Items from an interface collection

· · · · ·

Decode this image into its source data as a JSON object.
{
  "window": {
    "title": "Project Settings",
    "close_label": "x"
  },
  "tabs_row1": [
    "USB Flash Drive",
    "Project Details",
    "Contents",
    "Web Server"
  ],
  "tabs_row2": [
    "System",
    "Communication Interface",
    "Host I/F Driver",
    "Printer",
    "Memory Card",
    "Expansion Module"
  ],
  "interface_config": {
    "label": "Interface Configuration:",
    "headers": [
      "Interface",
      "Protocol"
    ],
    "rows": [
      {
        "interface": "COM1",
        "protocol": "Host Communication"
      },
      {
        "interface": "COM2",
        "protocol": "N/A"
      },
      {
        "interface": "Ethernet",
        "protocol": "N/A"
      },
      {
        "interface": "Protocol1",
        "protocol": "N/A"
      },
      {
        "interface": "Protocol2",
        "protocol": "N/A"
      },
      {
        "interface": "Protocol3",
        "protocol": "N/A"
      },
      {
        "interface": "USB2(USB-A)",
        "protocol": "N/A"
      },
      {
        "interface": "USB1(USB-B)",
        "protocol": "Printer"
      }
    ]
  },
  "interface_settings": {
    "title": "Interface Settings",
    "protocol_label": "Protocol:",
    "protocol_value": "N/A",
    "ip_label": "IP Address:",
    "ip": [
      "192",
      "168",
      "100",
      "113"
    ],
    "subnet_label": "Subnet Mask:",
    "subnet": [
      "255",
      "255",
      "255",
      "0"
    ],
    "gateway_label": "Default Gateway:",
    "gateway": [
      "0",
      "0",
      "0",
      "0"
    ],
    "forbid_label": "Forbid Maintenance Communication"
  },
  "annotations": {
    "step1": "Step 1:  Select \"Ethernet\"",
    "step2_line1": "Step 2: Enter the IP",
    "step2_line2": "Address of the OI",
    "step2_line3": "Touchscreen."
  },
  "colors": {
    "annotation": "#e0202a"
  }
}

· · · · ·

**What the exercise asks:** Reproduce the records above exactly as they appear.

**Written response:**
Decode this image into its source data as a JSON object.
{
  "window": {
    "title": "Project Settings",
    "close_label": "x"
  },
  "tabs_row1": [
    "USB Flash Drive",
    "Project Details",
    "Contents",
    "Web Server"
  ],
  "tabs_row2": [
    "System",
    "Communication Interface",
    "Host I/F Driver",
    "Printer",
    "Memory Card",
    "Expansion Module"
  ],
  "interface_config": {
    "label": "Interface Configuration:",
    "headers": [
      "Interface",
      "Protocol"
    ],
    "rows": [
      {
        "interface": "COM1",
        "protocol": "Host Communication"
      },
      {
        "interface": "COM2",
        "protocol": "N/A"
      },
      {
        "interface": "Ethernet",
        "protocol": "N/A"
      },
      {
        "interface": "Protocol1",
        "protocol": "N/A"
      },
      {
        "interface": "Protocol2",
        "protocol": "N/A"
      },
      {
        "interface": "Protocol3",
        "protocol": "N/A"
      },
      {
        "interface": "USB2(USB-A)",
        "protocol": "N/A"
      },
      {
        "interface": "USB1(USB-B)",
        "protocol": "Printer"
      }
    ]
  },
  "interface_settings": {
    "title": "Interface Settings",
    "protocol_label": "Protocol:",
    "protocol_value": "N/A",
    "ip_label": "IP Address:",
    "ip": [
      "192",
      "168",
      "100",
      "113"
    ],
    "subnet_label": "Subnet Mask:",
    "subnet": [
      "255",
      "255",
      "255",
      "0"
    ],
    "gateway_label": "Default Gateway:",
    "gateway": [
      "0",
      "0",
      "0",
      "0"
    ],
    "forbid_label": "Forbid Maintenance Communication"
  },
  "annotations": {
    "step1": "Step 1:  Select \"Ethernet\"",
    "step2_line1": "Step 2: Enter the IP",
    "step2_line2": "Address of the OI",
    "step2_line3": "Touchscreen."
  },
  "colors": {
    "annotation": "#e0202a"
  }
}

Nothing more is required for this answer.